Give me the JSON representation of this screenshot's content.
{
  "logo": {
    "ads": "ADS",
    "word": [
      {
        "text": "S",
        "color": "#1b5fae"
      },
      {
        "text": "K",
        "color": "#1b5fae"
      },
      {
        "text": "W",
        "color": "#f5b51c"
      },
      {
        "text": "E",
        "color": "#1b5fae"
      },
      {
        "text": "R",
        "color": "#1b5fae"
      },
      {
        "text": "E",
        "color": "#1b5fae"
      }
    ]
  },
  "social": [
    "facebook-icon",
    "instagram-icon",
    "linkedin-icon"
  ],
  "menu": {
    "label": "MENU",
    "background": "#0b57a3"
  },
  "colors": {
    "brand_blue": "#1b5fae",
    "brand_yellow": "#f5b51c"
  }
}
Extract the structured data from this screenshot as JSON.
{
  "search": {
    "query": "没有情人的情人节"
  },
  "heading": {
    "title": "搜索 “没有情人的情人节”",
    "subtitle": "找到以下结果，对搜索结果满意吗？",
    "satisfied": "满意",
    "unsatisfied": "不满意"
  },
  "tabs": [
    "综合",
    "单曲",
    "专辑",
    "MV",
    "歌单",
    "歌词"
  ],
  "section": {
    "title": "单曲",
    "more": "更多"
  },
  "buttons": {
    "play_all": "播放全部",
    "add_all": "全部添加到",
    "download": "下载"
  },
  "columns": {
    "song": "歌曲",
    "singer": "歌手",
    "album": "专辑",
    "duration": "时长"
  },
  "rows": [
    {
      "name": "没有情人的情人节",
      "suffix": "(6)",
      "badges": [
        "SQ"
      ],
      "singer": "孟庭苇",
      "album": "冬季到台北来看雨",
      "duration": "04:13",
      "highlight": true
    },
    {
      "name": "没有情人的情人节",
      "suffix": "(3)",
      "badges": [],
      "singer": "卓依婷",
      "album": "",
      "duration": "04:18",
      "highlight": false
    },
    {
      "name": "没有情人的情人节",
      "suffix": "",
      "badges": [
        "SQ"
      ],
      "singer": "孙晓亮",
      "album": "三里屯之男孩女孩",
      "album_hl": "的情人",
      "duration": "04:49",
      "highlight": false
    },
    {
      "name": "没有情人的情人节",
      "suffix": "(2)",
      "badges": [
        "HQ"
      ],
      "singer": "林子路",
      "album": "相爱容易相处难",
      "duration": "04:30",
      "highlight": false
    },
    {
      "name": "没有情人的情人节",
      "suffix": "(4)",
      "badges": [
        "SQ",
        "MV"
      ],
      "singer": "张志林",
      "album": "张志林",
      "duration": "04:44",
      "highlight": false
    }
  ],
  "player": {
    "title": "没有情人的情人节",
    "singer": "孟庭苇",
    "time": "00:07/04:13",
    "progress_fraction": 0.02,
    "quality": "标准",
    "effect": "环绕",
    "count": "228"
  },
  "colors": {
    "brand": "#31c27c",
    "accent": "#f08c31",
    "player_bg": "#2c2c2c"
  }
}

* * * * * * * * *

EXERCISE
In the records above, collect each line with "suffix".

REPLY
      "suffix": "(6)",
      "suffix": "(3)",
      "suffix": "",
      "suffix": "(2)",
      "suffix": "(4)",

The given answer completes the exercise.